PROBLEM:
Consider the data that follows and state how many lines contain the string "缓考申请记录", using the number alone.
*** TASK INPUT Section Begins ***
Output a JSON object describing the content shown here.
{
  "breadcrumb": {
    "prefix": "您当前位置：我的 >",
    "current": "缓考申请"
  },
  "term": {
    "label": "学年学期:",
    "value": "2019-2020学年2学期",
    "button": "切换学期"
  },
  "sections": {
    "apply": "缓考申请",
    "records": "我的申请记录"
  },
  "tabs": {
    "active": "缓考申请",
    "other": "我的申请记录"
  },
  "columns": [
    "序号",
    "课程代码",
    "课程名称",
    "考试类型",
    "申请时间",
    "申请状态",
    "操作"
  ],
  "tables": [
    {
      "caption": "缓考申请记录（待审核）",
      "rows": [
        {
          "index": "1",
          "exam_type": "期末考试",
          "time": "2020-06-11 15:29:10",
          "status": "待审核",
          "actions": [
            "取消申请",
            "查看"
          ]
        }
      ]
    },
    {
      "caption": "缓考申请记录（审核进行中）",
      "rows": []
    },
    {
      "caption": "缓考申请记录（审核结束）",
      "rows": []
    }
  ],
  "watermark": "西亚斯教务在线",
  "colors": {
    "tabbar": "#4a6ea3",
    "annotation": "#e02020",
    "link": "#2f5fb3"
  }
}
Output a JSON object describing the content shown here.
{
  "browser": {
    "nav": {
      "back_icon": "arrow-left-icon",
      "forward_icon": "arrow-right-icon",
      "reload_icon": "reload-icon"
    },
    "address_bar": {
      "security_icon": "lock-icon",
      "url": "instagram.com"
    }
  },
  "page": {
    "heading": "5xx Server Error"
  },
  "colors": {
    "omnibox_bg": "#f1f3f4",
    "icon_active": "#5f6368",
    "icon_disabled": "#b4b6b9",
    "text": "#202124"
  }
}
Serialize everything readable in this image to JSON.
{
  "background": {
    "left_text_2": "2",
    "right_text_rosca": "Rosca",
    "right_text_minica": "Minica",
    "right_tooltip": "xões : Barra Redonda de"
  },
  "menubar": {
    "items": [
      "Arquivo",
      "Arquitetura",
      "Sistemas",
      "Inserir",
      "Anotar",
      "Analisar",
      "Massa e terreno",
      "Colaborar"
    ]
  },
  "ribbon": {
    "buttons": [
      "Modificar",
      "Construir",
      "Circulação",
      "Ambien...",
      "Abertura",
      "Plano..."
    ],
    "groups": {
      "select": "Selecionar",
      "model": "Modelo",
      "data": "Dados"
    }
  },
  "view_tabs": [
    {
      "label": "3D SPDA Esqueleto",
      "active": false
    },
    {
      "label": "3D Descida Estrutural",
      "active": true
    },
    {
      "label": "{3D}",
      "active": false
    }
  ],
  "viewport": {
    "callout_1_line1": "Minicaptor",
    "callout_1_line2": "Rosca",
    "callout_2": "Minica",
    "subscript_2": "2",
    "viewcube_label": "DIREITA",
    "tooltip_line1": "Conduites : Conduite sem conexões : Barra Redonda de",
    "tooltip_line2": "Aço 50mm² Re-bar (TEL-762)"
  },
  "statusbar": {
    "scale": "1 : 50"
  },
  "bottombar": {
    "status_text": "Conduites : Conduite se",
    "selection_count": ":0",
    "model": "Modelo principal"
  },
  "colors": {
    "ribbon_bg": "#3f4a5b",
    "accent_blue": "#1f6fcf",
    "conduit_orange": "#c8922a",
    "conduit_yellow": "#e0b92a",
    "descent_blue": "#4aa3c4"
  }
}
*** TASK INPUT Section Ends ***
ANSWER TO THIS PROBLEM:
3